Since Xi launched the nationwide campaign in late 2012, more than 1.3 million party officials at various levels of government, from powerful “tigers” to low-ranking “flies”, have been caught.
But even if some of the practical issues facing the private sector can be removed, the contradiction between private ownership and the party’s basic ideology remains.
“No matter what the central authorities and top leaders say and promise to private business, they don’t touch the core problem, it’s actually lack of an institutional guarantee to protect private property rights,” said Liu Kaiming, head of the Shenzhen-based Institute of Contemporary Observation, which monitors working conditions and performance in hundreds of Chinese contract manufacturers.
“And the fears of being purged and having their assets confiscated have been soaring among business owners in the past few years, because economic and political policies have changed frequently and significantly,” he said.
Xu Xiaonian, a professor at the China Europe International Business School and a liberal economist, said in a speech that China must opt for “rule of law” instead of “rule by man” to provide effective protection for private businesses.

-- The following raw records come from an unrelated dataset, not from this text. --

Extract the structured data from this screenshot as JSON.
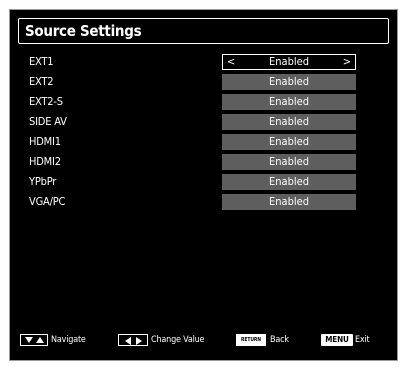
{
  "title": "Source Settings",
  "sources": [
    {
      "name": "EXT1",
      "value": "Enabled",
      "selected": true
    },
    {
      "name": "EXT2",
      "value": "Enabled",
      "selected": false
    },
    {
      "name": "EXT2-S",
      "value": "Enabled",
      "selected": false
    },
    {
      "name": "SIDE AV",
      "value": "Enabled",
      "selected": false
    },
    {
      "name": "HDMI1",
      "value": "Enabled",
      "selected": false
    },
    {
      "name": "HDMI2",
      "value": "Enabled",
      "selected": false
    },
    {
      "name": "YPbPr",
      "value": "Enabled",
      "selected": false
    },
    {
      "name": "VGA/PC",
      "value": "Enabled",
      "selected": false
    }
  ],
  "selector_arrows": {
    "left": "<",
    "right": ">"
  },
  "footer": {
    "navigate": "Navigate",
    "change_value": "Change Value",
    "return_key": "RETURN",
    "back": "Back",
    "menu_key": "MENU",
    "exit": "Exit"
  },
  "icons": {
    "navigate": "up-down-arrows-icon",
    "change_value": "left-right-arrows-icon"
  },
  "colors": {
    "background": "#000000",
    "value_box": "#5e5e5e",
    "text": "#ffffff",
    "outer": "#ffffff"
  }
}
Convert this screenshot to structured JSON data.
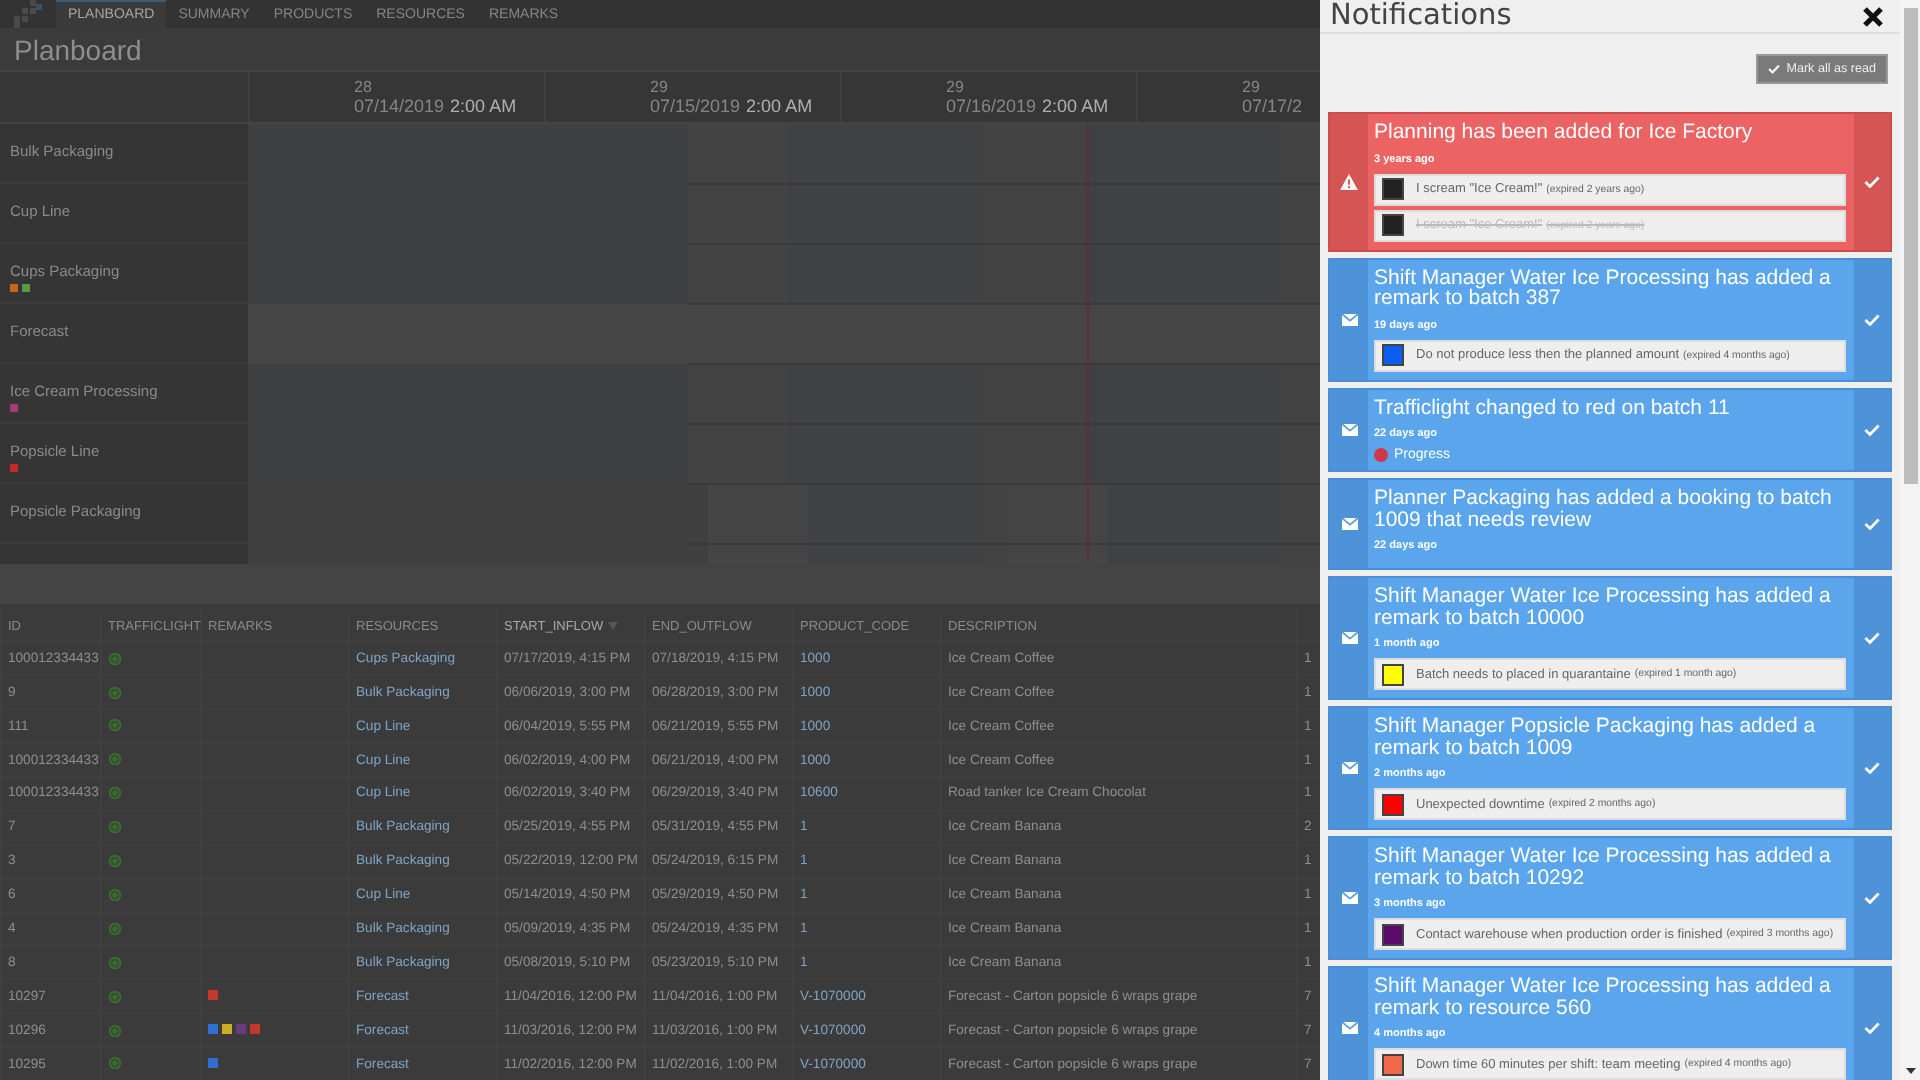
{
  "nav": {
    "tabs": [
      {
        "label": "PLANBOARD",
        "selected": true
      },
      {
        "label": "SUMMARY",
        "selected": false
      },
      {
        "label": "PRODUCTS",
        "selected": false
      },
      {
        "label": "RESOURCES",
        "selected": false
      },
      {
        "label": "REMARKS",
        "selected": false
      }
    ]
  },
  "page_title": "Planboard",
  "timeline": {
    "columns": [
      {
        "day": "28",
        "date": "07/14/2019",
        "time": "2:00 AM"
      },
      {
        "day": "29",
        "date": "07/15/2019",
        "time": "2:00 AM"
      },
      {
        "day": "29",
        "date": "07/16/2019",
        "time": "2:00 AM"
      },
      {
        "day": "29",
        "date": "07/17/2"
      }
    ]
  },
  "resources": [
    {
      "name": "Bulk Packaging"
    },
    {
      "name": "Cup Line"
    },
    {
      "name": "Cups Packaging",
      "markers": [
        {
          "color": "#c86420"
        },
        {
          "color": "#5a9a3a"
        }
      ]
    },
    {
      "name": "Forecast"
    },
    {
      "name": "Ice Cream Processing",
      "markers": [
        {
          "color": "#a03c78"
        }
      ]
    },
    {
      "name": "Popsicle Line",
      "markers": [
        {
          "color": "#c82828"
        }
      ]
    },
    {
      "name": "Popsicle Packaging"
    }
  ],
  "table": {
    "columns": [
      {
        "label": "ID",
        "sorted": false
      },
      {
        "label": "TRAFFICLIGHT",
        "sorted": false
      },
      {
        "label": "REMARKS",
        "sorted": false
      },
      {
        "label": "RESOURCES",
        "sorted": false
      },
      {
        "label": "START_INFLOW",
        "sorted": true
      },
      {
        "label": "END_OUTFLOW",
        "sorted": false
      },
      {
        "label": "PRODUCT_CODE",
        "sorted": false
      },
      {
        "label": "DESCRIPTION",
        "sorted": false
      }
    ],
    "rows": [
      {
        "id": "100012334433",
        "remarks": [],
        "resource": "Cups Packaging",
        "start": "07/17/2019, 4:15 PM",
        "end": "07/18/2019, 4:15 PM",
        "product_code": "1000",
        "description": "Ice Cream Coffee",
        "column_9": "1"
      },
      {
        "id": "9",
        "remarks": [],
        "resource": "Bulk Packaging",
        "start": "06/06/2019, 3:00 PM",
        "end": "06/28/2019, 3:00 PM",
        "product_code": "1000",
        "description": "Ice Cream Coffee",
        "column_9": "1"
      },
      {
        "id": "111",
        "remarks": [],
        "resource": "Cup Line",
        "start": "06/04/2019, 5:55 PM",
        "end": "06/21/2019, 5:55 PM",
        "product_code": "1000",
        "description": "Ice Cream Coffee",
        "column_9": "1"
      },
      {
        "id": "100012334433",
        "remarks": [],
        "resource": "Cup Line",
        "start": "06/02/2019, 4:00 PM",
        "end": "06/21/2019, 4:00 PM",
        "product_code": "1000",
        "description": "Ice Cream Coffee",
        "column_9": "1"
      },
      {
        "id": "100012334433",
        "remarks": [],
        "resource": "Cup Line",
        "start": "06/02/2019, 3:40 PM",
        "end": "06/29/2019, 3:40 PM",
        "product_code": "10600",
        "description": "Road tanker Ice Cream Chocolat",
        "column_9": "1"
      },
      {
        "id": "7",
        "remarks": [],
        "resource": "Bulk Packaging",
        "start": "05/25/2019, 4:55 PM",
        "end": "05/31/2019, 4:55 PM",
        "product_code": "1",
        "description": "Ice Cream Banana",
        "column_9": "2"
      },
      {
        "id": "3",
        "remarks": [],
        "resource": "Bulk Packaging",
        "start": "05/22/2019, 12:00 PM",
        "end": "05/24/2019, 6:15 PM",
        "product_code": "1",
        "description": "Ice Cream Banana",
        "column_9": "1"
      },
      {
        "id": "6",
        "remarks": [],
        "resource": "Cup Line",
        "start": "05/14/2019, 4:50 PM",
        "end": "05/29/2019, 4:50 PM",
        "product_code": "1",
        "description": "Ice Cream Banana",
        "column_9": "1"
      },
      {
        "id": "4",
        "remarks": [],
        "resource": "Bulk Packaging",
        "start": "05/09/2019, 4:35 PM",
        "end": "05/24/2019, 4:35 PM",
        "product_code": "1",
        "description": "Ice Cream Banana",
        "column_9": "1"
      },
      {
        "id": "8",
        "remarks": [],
        "resource": "Bulk Packaging",
        "start": "05/08/2019, 5:10 PM",
        "end": "05/23/2019, 5:10 PM",
        "product_code": "1",
        "description": "Ice Cream Banana",
        "column_9": "1"
      },
      {
        "id": "10297",
        "remarks": [
          {
            "color": "#c0392b"
          }
        ],
        "resource": "Forecast",
        "start": "11/04/2016, 12:00 PM",
        "end": "11/04/2016, 1:00 PM",
        "product_code": "V-1070000",
        "description": "Forecast - Carton popsicle 6 wraps grape",
        "column_9": "7"
      },
      {
        "id": "10296",
        "remarks": [
          {
            "color": "#2e6fd0"
          },
          {
            "color": "#c8b020"
          },
          {
            "color": "#6a3a80"
          },
          {
            "color": "#c0392b"
          }
        ],
        "resource": "Forecast",
        "start": "11/03/2016, 12:00 PM",
        "end": "11/03/2016, 1:00 PM",
        "product_code": "V-1070000",
        "description": "Forecast - Carton popsicle 6 wraps grape",
        "column_9": "7"
      },
      {
        "id": "10295",
        "remarks": [
          {
            "color": "#2e6fd0"
          }
        ],
        "resource": "Forecast",
        "start": "11/02/2016, 12:00 PM",
        "end": "11/02/2016, 1:00 PM",
        "product_code": "V-1070000",
        "description": "Forecast - Carton popsicle 6 wraps grape",
        "column_9": "7"
      }
    ]
  },
  "notifications": {
    "title": "Notifications",
    "mark_all_button": "Mark all as read",
    "items": [
      {
        "kind": "warning",
        "title": "Planning has been added for Ice Factory",
        "time": "3 years ago",
        "remarks": [
          {
            "text": "I scream \"Ice Cream!\"",
            "expiry": "(expired 2 years ago)",
            "color": "#222222",
            "struck": false
          },
          {
            "text": "I scream \"Ice Cream!\"",
            "expiry": "(expired 2 years ago)",
            "color": "#222222",
            "struck": true
          }
        ]
      },
      {
        "kind": "message",
        "title": "Shift Manager Water Ice Processing has added a remark to batch 387",
        "time": "19 days ago",
        "remarks": [
          {
            "text": "Do not produce less then the planned amount",
            "expiry": "(expired 4 months ago)",
            "color": "#0a5ff0",
            "struck": false
          }
        ]
      },
      {
        "kind": "message",
        "title": "Trafficlight changed to red on batch 11",
        "time": "22 days ago",
        "status": {
          "label": "Progress",
          "color": "#d0384a"
        }
      },
      {
        "kind": "message",
        "title": "Planner Packaging has added a booking to batch 1009 that needs review",
        "time": "22 days ago"
      },
      {
        "kind": "message",
        "title": "Shift Manager Water Ice Processing has added a remark to batch 10000",
        "time": "1 month ago",
        "remarks": [
          {
            "text": "Batch needs to placed in quarantaine",
            "expiry": "(expired 1 month ago)",
            "color": "#ffff00",
            "struck": false
          }
        ]
      },
      {
        "kind": "message",
        "title": "Shift Manager Popsicle Packaging has added a remark to batch 1009",
        "time": "2 months ago",
        "remarks": [
          {
            "text": "Unexpected downtime",
            "expiry": "(expired 2 months ago)",
            "color": "#ff0000",
            "struck": false
          }
        ]
      },
      {
        "kind": "message",
        "title": "Shift Manager Water Ice Processing has added a remark to batch 10292",
        "time": "3 months ago",
        "remarks": [
          {
            "text": "Contact warehouse when production order is finished",
            "expiry": "(expired 3 months ago)",
            "color": "#5a0a6a",
            "struck": false
          }
        ]
      },
      {
        "kind": "message",
        "title": "Shift Manager Water Ice Processing has added a remark to resource 560",
        "time": "4 months ago",
        "remarks": [
          {
            "text": "Down time 60 minutes per shift: team meeting",
            "expiry": "(expired 4 months ago)",
            "color": "#f06a4a",
            "struck": false
          }
        ]
      }
    ]
  }
}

“What’s the best way to protect private property? Rule of law,” he said, according to the transcript of his speech published on his school’s social media account on November 5. “Rule of law … offers better protection for private property than does government promises.”
Xu also called for China to shrink the state sector, cut taxes significantly, and deregulate industries. “But what about the likelihood that my advice would be taken [by the government]? Next to zero,” he said.
Additional reporting by Xie Yu, He Huifeng and Catherine Wong